The restaurant industry lost a true legend Tuesday when Norman Brinker passed away at the age of 78.
From his first restaurant – a coffee shop known as Brink’s in Dallas in the ‘60s, he went on to launch concepts including Steak & Ale, Bennigan’s and Chili’s. Essentially, Brinker transformed dining out in America by introducing the salad bar and the casual chain, living out the American Dream in the process and , by building a successful company, making it possible for many others to do so as well. He survived a near-fatal polo accident in 1993 that left him partially paralyzed, and worked hard to regain his ability to walk and function. He continued to run Brinker International until 2000, when he stepped down as chairman after growing the company to 1,000 restaurants in nearly 30 countries. Brinker then survived throat cancer, but succumbed to aspirated pneumonia on June 9.
If you haven’t read his book – On the Brink: The Life and Leadership of Norman Brinker (Summit Publishing, 1996) – you should. It illuminates many crucial lessons about trial and error, listening to the guest and savvy people management, all of which is particularly relevant today.
Much will be said and written about Norman Brinker in the coming days and weeks. If you didn’t know him, be sure to listen and learn. His is a story every bar and restaurant operator should know. If you did know him, my condolences. He will be sorely missed.

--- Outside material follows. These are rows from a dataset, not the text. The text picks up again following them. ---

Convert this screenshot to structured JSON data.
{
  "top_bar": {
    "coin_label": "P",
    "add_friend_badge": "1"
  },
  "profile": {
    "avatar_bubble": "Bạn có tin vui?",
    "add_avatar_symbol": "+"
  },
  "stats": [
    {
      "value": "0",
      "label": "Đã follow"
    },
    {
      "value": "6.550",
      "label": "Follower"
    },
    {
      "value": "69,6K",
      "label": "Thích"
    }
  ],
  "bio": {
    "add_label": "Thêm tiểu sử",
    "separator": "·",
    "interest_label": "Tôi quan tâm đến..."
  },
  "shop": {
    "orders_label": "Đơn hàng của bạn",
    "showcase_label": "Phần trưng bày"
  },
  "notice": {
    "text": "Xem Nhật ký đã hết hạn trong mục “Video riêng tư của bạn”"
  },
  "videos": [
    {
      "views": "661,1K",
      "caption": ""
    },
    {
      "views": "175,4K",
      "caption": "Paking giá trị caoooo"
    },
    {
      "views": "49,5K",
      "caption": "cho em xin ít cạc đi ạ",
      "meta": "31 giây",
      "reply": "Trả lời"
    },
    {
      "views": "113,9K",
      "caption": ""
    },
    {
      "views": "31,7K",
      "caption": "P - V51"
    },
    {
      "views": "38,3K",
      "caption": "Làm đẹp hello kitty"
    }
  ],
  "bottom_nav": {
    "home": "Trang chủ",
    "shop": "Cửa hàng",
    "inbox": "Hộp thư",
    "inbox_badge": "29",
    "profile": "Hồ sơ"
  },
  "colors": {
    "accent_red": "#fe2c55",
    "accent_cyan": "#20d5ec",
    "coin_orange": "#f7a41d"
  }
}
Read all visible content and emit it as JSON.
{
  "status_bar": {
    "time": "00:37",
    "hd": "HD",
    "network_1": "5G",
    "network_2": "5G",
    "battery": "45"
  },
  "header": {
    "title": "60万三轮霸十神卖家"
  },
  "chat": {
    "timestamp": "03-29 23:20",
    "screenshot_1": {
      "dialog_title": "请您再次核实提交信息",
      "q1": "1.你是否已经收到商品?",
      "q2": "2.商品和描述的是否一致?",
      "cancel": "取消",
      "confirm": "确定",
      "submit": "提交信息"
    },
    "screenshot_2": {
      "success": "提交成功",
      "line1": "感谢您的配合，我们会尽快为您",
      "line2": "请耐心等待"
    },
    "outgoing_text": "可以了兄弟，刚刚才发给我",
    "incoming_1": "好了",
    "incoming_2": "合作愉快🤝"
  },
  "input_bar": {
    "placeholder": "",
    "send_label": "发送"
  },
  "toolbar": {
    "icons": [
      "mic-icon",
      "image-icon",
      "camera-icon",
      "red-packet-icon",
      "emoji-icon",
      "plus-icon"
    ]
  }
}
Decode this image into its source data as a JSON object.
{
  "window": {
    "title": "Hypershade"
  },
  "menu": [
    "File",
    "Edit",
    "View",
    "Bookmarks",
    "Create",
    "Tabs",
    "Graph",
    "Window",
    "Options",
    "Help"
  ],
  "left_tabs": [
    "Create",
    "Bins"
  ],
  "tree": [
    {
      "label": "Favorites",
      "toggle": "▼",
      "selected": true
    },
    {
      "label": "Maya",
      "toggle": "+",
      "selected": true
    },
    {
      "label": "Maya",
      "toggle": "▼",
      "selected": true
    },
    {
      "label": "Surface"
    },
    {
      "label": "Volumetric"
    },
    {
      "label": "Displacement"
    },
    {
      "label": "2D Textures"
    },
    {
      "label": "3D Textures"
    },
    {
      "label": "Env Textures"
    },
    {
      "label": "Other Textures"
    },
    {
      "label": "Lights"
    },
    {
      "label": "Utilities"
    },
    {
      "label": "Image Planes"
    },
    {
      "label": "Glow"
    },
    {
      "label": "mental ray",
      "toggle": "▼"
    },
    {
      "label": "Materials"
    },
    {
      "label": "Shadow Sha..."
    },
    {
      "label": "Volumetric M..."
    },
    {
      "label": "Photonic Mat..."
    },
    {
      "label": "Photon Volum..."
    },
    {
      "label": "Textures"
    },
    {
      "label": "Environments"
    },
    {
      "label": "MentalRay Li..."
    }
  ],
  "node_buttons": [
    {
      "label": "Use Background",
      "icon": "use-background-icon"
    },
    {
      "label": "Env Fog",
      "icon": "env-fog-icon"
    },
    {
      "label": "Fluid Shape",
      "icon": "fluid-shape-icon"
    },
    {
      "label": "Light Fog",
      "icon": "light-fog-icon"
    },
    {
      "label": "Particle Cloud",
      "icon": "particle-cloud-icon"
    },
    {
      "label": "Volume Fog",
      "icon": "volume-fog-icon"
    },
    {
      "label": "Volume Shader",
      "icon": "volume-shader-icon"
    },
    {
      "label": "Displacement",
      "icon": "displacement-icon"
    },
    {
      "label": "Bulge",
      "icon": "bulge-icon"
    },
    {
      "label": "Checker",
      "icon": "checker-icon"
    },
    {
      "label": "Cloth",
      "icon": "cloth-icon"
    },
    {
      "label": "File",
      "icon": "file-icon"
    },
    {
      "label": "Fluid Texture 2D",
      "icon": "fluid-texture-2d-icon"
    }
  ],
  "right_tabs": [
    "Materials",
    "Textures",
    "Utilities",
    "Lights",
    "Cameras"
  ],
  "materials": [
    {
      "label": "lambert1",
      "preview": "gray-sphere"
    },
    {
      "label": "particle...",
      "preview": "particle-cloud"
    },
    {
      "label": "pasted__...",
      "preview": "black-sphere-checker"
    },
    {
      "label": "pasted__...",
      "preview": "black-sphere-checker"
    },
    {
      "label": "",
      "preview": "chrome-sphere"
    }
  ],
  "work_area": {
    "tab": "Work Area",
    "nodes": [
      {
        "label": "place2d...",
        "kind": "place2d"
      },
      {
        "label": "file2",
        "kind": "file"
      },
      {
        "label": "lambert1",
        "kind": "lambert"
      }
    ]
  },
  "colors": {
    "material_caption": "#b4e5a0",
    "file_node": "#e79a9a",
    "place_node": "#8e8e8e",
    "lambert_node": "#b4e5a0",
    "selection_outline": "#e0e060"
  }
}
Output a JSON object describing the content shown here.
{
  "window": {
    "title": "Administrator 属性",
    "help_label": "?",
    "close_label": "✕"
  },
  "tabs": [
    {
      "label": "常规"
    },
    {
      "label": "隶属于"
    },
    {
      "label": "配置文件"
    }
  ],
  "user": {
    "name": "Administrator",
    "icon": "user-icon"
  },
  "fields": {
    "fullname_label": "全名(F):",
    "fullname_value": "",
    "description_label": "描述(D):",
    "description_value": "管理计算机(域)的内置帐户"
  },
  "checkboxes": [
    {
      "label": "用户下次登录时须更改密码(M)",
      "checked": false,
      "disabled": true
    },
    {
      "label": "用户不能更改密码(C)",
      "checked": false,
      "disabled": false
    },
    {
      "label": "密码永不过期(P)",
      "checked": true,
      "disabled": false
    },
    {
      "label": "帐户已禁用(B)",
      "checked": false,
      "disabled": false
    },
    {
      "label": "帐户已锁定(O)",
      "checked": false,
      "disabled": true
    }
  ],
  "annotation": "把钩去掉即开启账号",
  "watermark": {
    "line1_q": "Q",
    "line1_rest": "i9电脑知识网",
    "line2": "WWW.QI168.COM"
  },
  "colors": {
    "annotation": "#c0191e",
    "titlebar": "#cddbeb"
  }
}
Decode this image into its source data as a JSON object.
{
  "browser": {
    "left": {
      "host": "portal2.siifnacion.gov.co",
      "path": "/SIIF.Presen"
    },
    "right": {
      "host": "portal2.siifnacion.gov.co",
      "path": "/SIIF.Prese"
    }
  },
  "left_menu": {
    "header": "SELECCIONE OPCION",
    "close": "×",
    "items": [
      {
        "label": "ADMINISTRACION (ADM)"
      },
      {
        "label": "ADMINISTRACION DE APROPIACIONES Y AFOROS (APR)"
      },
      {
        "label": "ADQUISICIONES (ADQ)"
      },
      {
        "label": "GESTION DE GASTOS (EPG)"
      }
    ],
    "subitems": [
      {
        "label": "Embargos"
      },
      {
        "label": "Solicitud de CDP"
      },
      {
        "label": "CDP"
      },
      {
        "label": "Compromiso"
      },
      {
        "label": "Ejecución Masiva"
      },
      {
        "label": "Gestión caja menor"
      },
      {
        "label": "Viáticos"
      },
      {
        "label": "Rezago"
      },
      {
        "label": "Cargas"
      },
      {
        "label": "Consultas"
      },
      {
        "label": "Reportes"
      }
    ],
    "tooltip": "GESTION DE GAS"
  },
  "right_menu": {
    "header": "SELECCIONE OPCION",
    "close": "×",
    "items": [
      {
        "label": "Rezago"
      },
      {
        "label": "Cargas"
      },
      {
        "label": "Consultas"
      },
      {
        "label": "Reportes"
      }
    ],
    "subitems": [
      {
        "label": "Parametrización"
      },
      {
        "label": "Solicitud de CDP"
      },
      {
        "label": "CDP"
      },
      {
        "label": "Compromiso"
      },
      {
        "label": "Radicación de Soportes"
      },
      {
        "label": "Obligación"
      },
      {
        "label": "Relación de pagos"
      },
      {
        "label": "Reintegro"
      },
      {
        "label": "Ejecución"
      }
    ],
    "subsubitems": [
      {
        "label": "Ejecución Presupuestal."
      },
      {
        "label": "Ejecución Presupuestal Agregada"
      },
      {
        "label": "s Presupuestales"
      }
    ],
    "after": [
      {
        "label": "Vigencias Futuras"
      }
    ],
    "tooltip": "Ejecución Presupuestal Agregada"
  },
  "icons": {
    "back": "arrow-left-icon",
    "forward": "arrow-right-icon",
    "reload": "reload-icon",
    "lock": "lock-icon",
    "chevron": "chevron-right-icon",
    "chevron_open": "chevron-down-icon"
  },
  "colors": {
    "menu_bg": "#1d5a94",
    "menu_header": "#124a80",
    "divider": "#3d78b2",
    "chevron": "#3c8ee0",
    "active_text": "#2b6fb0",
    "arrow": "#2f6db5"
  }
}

Stop by a Chili’s this week and raise a Presidente Margarita to a legend in this industry. I know I will.